───── Data to use
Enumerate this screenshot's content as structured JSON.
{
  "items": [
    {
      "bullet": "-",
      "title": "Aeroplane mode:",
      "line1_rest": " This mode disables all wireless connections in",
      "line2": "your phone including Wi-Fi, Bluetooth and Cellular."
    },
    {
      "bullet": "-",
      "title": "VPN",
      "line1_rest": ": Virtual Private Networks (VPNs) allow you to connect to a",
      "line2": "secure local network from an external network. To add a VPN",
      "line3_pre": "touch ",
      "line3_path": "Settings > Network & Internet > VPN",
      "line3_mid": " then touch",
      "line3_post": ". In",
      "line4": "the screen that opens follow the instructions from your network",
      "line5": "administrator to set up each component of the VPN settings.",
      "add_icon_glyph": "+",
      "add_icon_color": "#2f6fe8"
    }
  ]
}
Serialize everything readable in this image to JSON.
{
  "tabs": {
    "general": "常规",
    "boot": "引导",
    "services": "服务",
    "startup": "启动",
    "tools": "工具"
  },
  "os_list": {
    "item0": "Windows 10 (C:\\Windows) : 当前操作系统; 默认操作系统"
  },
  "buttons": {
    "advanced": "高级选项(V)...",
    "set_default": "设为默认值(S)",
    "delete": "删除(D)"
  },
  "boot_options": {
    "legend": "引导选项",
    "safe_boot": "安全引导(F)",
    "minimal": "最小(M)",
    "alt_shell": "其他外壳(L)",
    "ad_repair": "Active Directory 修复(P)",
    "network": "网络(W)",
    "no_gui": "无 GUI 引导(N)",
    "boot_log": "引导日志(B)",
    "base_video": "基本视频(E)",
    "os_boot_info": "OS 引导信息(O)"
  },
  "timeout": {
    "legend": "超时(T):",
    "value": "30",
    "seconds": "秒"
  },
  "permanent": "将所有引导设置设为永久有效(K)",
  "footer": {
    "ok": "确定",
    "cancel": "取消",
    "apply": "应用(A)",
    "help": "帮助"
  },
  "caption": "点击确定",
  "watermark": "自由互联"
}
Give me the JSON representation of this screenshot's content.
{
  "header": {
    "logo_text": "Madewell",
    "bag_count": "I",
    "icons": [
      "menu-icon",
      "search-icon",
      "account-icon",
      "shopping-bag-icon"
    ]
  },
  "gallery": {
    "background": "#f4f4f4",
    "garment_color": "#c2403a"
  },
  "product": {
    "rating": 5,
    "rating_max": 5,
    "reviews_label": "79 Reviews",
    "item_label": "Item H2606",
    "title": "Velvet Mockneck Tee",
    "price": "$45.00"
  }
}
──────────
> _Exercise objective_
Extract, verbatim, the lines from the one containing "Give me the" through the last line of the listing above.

> _Solution to this task_
Give me the JSON representation of this screenshot's content.
{
  "header": {
    "logo_text": "Madewell",
    "bag_count": "I",
    "icons": [
      "menu-icon",
      "search-icon",
      "account-icon",
      "shopping-bag-icon"
    ]
  },
  "gallery": {
    "background": "#f4f4f4",
    "garment_color": "#c2403a"
  },
  "product": {
    "rating": 5,
    "rating_max": 5,
    "reviews_label": "79 Reviews",
    "item_label": "Item H2606",
    "title": "Velvet Mockneck Tee",
    "price": "$45.00"
  }
}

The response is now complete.